• _WHAT THE TASK REQUIRES_: Only lines holding the word "battery" are wanted from the records; copy all of them.
-=-=-
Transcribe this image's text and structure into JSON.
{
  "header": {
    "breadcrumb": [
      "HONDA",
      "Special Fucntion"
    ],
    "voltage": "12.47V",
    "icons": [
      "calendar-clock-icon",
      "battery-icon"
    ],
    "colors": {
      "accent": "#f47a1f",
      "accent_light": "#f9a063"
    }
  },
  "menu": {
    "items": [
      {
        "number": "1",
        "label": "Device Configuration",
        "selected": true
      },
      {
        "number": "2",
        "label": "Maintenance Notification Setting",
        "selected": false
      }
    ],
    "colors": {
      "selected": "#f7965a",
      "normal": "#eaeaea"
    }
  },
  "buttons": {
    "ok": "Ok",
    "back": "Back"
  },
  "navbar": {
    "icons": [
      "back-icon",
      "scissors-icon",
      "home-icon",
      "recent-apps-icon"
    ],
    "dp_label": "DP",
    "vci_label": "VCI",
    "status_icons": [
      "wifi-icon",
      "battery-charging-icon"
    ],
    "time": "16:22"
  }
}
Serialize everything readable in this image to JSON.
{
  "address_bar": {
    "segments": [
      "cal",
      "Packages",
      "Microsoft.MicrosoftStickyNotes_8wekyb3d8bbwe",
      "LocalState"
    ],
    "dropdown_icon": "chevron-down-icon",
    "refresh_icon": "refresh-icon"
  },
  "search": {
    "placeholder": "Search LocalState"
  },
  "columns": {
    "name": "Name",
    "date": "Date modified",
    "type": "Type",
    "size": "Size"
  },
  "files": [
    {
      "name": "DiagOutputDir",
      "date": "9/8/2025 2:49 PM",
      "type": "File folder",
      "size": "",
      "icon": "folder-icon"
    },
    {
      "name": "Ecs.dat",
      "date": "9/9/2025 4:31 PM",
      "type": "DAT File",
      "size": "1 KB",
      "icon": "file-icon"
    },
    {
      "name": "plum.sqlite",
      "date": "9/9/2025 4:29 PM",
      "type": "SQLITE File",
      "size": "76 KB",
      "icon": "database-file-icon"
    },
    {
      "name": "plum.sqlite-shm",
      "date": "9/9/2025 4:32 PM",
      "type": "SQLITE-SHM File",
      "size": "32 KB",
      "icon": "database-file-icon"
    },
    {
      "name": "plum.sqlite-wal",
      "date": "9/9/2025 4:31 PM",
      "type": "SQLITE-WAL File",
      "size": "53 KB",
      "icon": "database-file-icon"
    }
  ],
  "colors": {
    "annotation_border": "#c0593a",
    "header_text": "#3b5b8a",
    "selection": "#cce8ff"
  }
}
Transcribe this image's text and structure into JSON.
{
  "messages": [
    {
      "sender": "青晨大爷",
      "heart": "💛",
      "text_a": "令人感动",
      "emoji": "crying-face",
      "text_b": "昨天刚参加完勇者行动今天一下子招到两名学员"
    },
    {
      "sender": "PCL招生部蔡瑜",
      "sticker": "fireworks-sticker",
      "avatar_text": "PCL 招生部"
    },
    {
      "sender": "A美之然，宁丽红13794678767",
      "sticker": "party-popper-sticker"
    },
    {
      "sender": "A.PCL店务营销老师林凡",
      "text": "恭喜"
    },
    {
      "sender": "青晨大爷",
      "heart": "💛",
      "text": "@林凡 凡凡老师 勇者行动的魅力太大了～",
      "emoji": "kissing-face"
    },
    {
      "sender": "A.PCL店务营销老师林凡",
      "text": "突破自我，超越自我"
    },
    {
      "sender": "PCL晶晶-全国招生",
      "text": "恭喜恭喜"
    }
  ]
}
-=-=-
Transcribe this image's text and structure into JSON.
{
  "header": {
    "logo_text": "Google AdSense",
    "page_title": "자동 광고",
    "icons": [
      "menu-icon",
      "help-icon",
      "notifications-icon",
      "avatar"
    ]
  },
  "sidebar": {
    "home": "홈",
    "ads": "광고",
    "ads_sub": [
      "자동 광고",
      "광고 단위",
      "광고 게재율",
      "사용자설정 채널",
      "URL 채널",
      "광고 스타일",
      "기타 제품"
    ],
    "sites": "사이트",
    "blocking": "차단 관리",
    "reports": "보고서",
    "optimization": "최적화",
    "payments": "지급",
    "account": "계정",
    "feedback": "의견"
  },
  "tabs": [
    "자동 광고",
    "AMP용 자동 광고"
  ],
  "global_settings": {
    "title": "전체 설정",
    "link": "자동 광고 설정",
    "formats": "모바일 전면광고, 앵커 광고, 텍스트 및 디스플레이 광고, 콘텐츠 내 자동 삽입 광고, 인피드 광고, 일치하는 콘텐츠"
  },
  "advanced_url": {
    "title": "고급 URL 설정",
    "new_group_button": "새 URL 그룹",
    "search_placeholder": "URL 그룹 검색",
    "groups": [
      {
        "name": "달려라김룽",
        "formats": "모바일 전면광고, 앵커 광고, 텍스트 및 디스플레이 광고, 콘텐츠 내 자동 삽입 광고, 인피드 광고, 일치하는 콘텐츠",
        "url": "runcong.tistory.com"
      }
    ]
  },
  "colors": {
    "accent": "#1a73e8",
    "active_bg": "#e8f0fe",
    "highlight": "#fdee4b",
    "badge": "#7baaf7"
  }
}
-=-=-
• _RESPONSE_:
      "battery-icon"
      "battery-charging-icon"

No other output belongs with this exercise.